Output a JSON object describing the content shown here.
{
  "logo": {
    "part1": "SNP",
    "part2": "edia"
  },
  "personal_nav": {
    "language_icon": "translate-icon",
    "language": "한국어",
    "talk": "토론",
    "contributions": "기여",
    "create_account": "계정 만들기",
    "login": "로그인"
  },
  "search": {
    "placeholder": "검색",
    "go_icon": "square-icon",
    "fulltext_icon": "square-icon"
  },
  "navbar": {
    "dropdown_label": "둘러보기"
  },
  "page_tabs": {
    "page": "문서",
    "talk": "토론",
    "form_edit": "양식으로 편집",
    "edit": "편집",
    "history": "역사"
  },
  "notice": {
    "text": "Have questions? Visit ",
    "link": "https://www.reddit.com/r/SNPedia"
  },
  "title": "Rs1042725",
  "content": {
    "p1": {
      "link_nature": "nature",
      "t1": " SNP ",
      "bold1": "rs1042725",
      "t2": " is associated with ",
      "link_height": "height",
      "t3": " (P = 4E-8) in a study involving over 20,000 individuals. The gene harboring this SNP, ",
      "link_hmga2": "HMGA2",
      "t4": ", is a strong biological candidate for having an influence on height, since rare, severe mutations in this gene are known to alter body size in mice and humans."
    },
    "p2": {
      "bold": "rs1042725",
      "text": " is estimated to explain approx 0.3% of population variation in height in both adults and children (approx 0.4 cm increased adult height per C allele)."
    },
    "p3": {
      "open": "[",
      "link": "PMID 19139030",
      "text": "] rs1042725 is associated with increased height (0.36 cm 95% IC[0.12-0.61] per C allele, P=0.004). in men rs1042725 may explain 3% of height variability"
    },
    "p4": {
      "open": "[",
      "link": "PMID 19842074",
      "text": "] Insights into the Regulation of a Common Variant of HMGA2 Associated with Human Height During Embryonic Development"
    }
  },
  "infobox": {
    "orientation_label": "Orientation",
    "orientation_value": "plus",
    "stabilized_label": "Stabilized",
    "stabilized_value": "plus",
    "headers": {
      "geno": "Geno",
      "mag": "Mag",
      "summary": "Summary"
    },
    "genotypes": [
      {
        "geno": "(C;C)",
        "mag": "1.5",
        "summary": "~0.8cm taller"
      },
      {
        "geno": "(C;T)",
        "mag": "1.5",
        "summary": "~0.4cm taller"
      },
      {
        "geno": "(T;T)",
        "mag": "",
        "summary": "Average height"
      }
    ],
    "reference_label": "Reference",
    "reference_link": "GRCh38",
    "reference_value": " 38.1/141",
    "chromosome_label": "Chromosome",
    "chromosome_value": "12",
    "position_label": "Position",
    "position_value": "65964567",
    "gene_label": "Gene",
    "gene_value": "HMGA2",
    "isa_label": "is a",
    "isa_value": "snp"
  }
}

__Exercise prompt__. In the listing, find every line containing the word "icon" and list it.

__Exercise answer__.
    "language_icon": "translate-icon",
    "go_icon": "square-icon",
    "fulltext_icon": "square-icon"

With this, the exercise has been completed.